[PROBLEM REQUIREMENTS]
Only the lines that hold "Kalivan" should be in the answer, each copied from the data below.

[EXTRACTED MATERIAL]
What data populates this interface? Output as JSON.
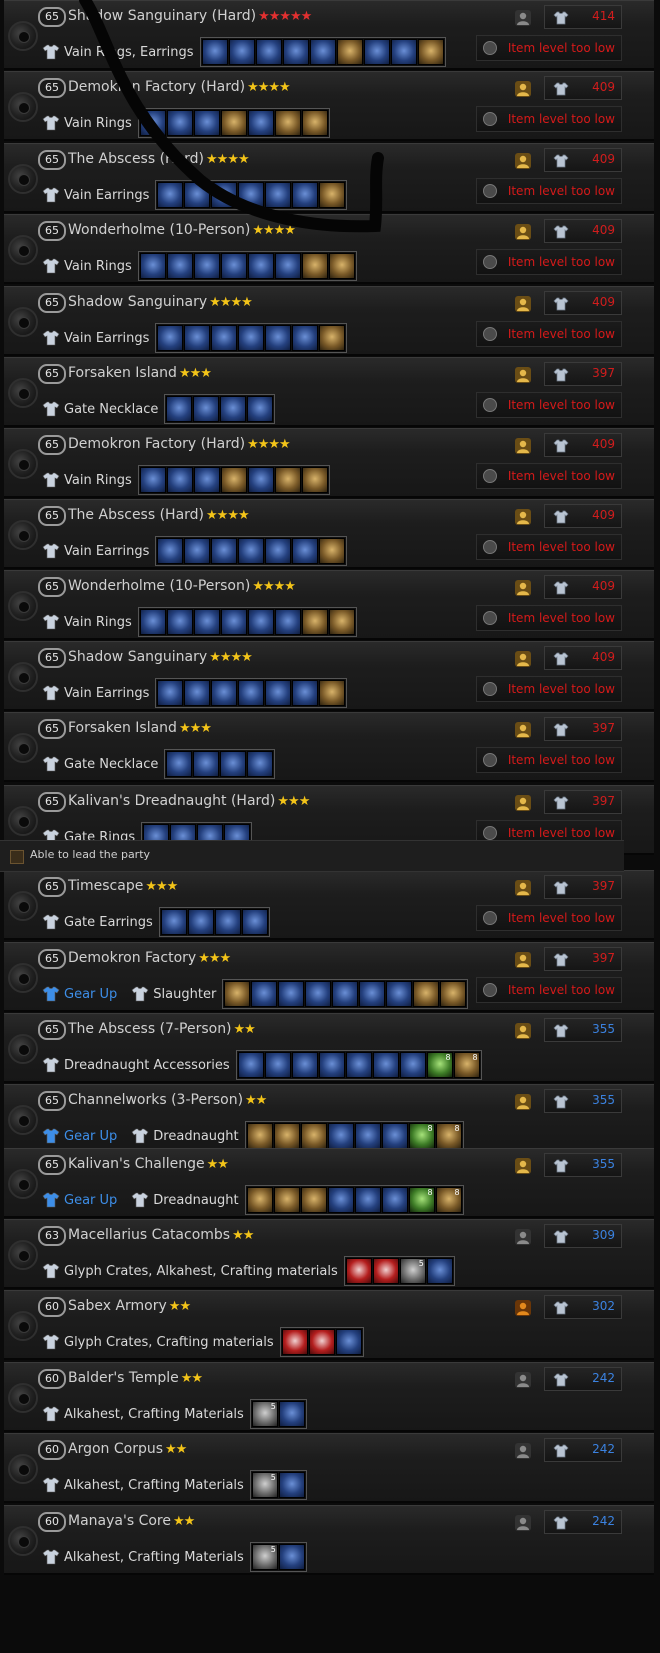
{
  "banner": {
    "label": "Able to lead the party"
  },
  "dungeons": [
    {
      "level": "65",
      "name": "Shadow Sanguinary (Hard)",
      "stars": 5,
      "star_color": "red",
      "party_icon": "gray",
      "ilvl": "414",
      "ilvl_color": "red",
      "gear_up": "",
      "loot": "Vain Rings, Earrings",
      "items": [
        "blue",
        "blue",
        "blue",
        "blue",
        "blue",
        "gold",
        "blue",
        "blue",
        "gold"
      ],
      "counts": {},
      "warning": "Item level too low"
    },
    {
      "level": "65",
      "name": "Demokron Factory (Hard)",
      "stars": 4,
      "star_color": "gold",
      "party_icon": "gold",
      "ilvl": "409",
      "ilvl_color": "red",
      "gear_up": "",
      "loot": "Vain Rings",
      "items": [
        "blue",
        "blue",
        "blue",
        "gold",
        "blue",
        "gold",
        "gold"
      ],
      "counts": {},
      "warning": "Item level too low"
    },
    {
      "level": "65",
      "name": "The Abscess (Hard)",
      "stars": 4,
      "star_color": "gold",
      "party_icon": "gold",
      "ilvl": "409",
      "ilvl_color": "red",
      "gear_up": "",
      "loot": "Vain Earrings",
      "items": [
        "blue",
        "blue",
        "blue",
        "blue",
        "blue",
        "blue",
        "gold"
      ],
      "counts": {},
      "warning": "Item level too low"
    },
    {
      "level": "65",
      "name": "Wonderholme (10-Person)",
      "stars": 4,
      "star_color": "gold",
      "party_icon": "gold",
      "ilvl": "409",
      "ilvl_color": "red",
      "gear_up": "",
      "loot": "Vain Rings",
      "items": [
        "blue",
        "blue",
        "blue",
        "blue",
        "blue",
        "blue",
        "gold",
        "gold"
      ],
      "counts": {},
      "warning": "Item level too low"
    },
    {
      "level": "65",
      "name": "Shadow Sanguinary",
      "stars": 4,
      "star_color": "gold",
      "party_icon": "gold",
      "ilvl": "409",
      "ilvl_color": "red",
      "gear_up": "",
      "loot": "Vain Earrings",
      "items": [
        "blue",
        "blue",
        "blue",
        "blue",
        "blue",
        "blue",
        "gold"
      ],
      "counts": {},
      "warning": "Item level too low"
    },
    {
      "level": "65",
      "name": "Forsaken Island",
      "stars": 3,
      "star_color": "gold",
      "party_icon": "gold",
      "ilvl": "397",
      "ilvl_color": "red",
      "gear_up": "",
      "loot": "Gate Necklace",
      "items": [
        "blue",
        "blue",
        "blue",
        "blue"
      ],
      "counts": {},
      "warning": "Item level too low"
    },
    {
      "level": "65",
      "name": "Demokron Factory (Hard)",
      "stars": 4,
      "star_color": "gold",
      "party_icon": "gold",
      "ilvl": "409",
      "ilvl_color": "red",
      "gear_up": "",
      "loot": "Vain Rings",
      "items": [
        "blue",
        "blue",
        "blue",
        "gold",
        "blue",
        "gold",
        "gold"
      ],
      "counts": {},
      "warning": "Item level too low"
    },
    {
      "level": "65",
      "name": "The Abscess (Hard)",
      "stars": 4,
      "star_color": "gold",
      "party_icon": "gold",
      "ilvl": "409",
      "ilvl_color": "red",
      "gear_up": "",
      "loot": "Vain Earrings",
      "items": [
        "blue",
        "blue",
        "blue",
        "blue",
        "blue",
        "blue",
        "gold"
      ],
      "counts": {},
      "warning": "Item level too low"
    },
    {
      "level": "65",
      "name": "Wonderholme (10-Person)",
      "stars": 4,
      "star_color": "gold",
      "party_icon": "gold",
      "ilvl": "409",
      "ilvl_color": "red",
      "gear_up": "",
      "loot": "Vain Rings",
      "items": [
        "blue",
        "blue",
        "blue",
        "blue",
        "blue",
        "blue",
        "gold",
        "gold"
      ],
      "counts": {},
      "warning": "Item level too low"
    },
    {
      "level": "65",
      "name": "Shadow Sanguinary",
      "stars": 4,
      "star_color": "gold",
      "party_icon": "gold",
      "ilvl": "409",
      "ilvl_color": "red",
      "gear_up": "",
      "loot": "Vain Earrings",
      "items": [
        "blue",
        "blue",
        "blue",
        "blue",
        "blue",
        "blue",
        "gold"
      ],
      "counts": {},
      "warning": "Item level too low"
    },
    {
      "level": "65",
      "name": "Forsaken Island",
      "stars": 3,
      "star_color": "gold",
      "party_icon": "gold",
      "ilvl": "397",
      "ilvl_color": "red",
      "gear_up": "",
      "loot": "Gate Necklace",
      "items": [
        "blue",
        "blue",
        "blue",
        "blue"
      ],
      "counts": {},
      "warning": "Item level too low"
    },
    {
      "level": "65",
      "name": "Kalivan's Dreadnaught (Hard)",
      "stars": 3,
      "star_color": "gold",
      "party_icon": "gold",
      "ilvl": "397",
      "ilvl_color": "red",
      "gear_up": "",
      "loot": "Gate Rings",
      "items": [
        "blue",
        "blue",
        "blue",
        "blue"
      ],
      "counts": {},
      "warning": "Item level too low"
    },
    {
      "level": "65",
      "name": "Timescape",
      "stars": 3,
      "star_color": "gold",
      "party_icon": "gold",
      "ilvl": "397",
      "ilvl_color": "red",
      "gear_up": "",
      "loot": "Gate Earrings",
      "items": [
        "blue",
        "blue",
        "blue",
        "blue"
      ],
      "counts": {},
      "warning": "Item level too low"
    },
    {
      "level": "65",
      "name": "Demokron Factory",
      "stars": 3,
      "star_color": "gold",
      "party_icon": "gold",
      "ilvl": "397",
      "ilvl_color": "red",
      "gear_up": "Gear Up",
      "loot": "Slaughter",
      "items": [
        "gold",
        "blue",
        "blue",
        "blue",
        "blue",
        "blue",
        "blue",
        "gold",
        "gold"
      ],
      "counts": {},
      "warning": "Item level too low"
    },
    {
      "level": "65",
      "name": "The Abscess (7-Person)",
      "stars": 2,
      "star_color": "gold",
      "party_icon": "gold",
      "ilvl": "355",
      "ilvl_color": "blue",
      "gear_up": "",
      "loot": "Dreadnaught Accessories",
      "items": [
        "blue",
        "blue",
        "blue",
        "blue",
        "blue",
        "blue",
        "blue",
        "green",
        "gold"
      ],
      "counts": {
        "7": "8",
        "8": "8"
      },
      "warning": ""
    },
    {
      "level": "65",
      "name": "Channelworks (3-Person)",
      "stars": 2,
      "star_color": "gold",
      "party_icon": "gold",
      "ilvl": "355",
      "ilvl_color": "blue",
      "gear_up": "Gear Up",
      "loot": "Dreadnaught",
      "items": [
        "gold",
        "gold",
        "gold",
        "blue",
        "blue",
        "blue",
        "green",
        "gold"
      ],
      "counts": {
        "6": "8",
        "7": "8"
      },
      "warning": ""
    },
    {
      "level": "65",
      "name": "Kalivan's Challenge",
      "stars": 2,
      "star_color": "gold",
      "party_icon": "gold",
      "ilvl": "355",
      "ilvl_color": "blue",
      "gear_up": "Gear Up",
      "loot": "Dreadnaught",
      "items": [
        "gold",
        "gold",
        "gold",
        "blue",
        "blue",
        "blue",
        "green",
        "gold"
      ],
      "counts": {
        "6": "8",
        "7": "8"
      },
      "warning": ""
    },
    {
      "level": "63",
      "name": "Macellarius Catacombs",
      "stars": 2,
      "star_color": "gold",
      "party_icon": "gray",
      "ilvl": "309",
      "ilvl_color": "blue",
      "gear_up": "",
      "loot": "Glyph Crates, Alkahest, Crafting materials",
      "items": [
        "red",
        "red",
        "gray",
        "blue"
      ],
      "counts": {
        "2": "5"
      },
      "warning": ""
    },
    {
      "level": "60",
      "name": "Sabex Armory",
      "stars": 2,
      "star_color": "gold",
      "party_icon": "orange",
      "ilvl": "302",
      "ilvl_color": "blue",
      "gear_up": "",
      "loot": "Glyph Crates, Crafting materials",
      "items": [
        "red",
        "red",
        "blue"
      ],
      "counts": {},
      "warning": ""
    },
    {
      "level": "60",
      "name": "Balder's Temple",
      "stars": 2,
      "star_color": "gold",
      "party_icon": "gray",
      "ilvl": "242",
      "ilvl_color": "blue",
      "gear_up": "",
      "loot": "Alkahest, Crafting Materials",
      "items": [
        "gray",
        "blue"
      ],
      "counts": {
        "0": "5"
      },
      "warning": ""
    },
    {
      "level": "60",
      "name": "Argon Corpus",
      "stars": 2,
      "star_color": "gold",
      "party_icon": "gray",
      "ilvl": "242",
      "ilvl_color": "blue",
      "gear_up": "",
      "loot": "Alkahest, Crafting Materials",
      "items": [
        "gray",
        "blue"
      ],
      "counts": {
        "0": "5"
      },
      "warning": ""
    },
    {
      "level": "60",
      "name": "Manaya's Core",
      "stars": 2,
      "star_color": "gold",
      "party_icon": "gray",
      "ilvl": "242",
      "ilvl_color": "blue",
      "gear_up": "",
      "loot": "Alkahest, Crafting Materials",
      "items": [
        "gray",
        "blue"
      ],
      "counts": {
        "0": "5"
      },
      "warning": ""
    }
  ]
}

[SOLUTION]
      "name": "Kalivan's Dreadnaught (Hard)",
      "name": "Kalivan's Challenge",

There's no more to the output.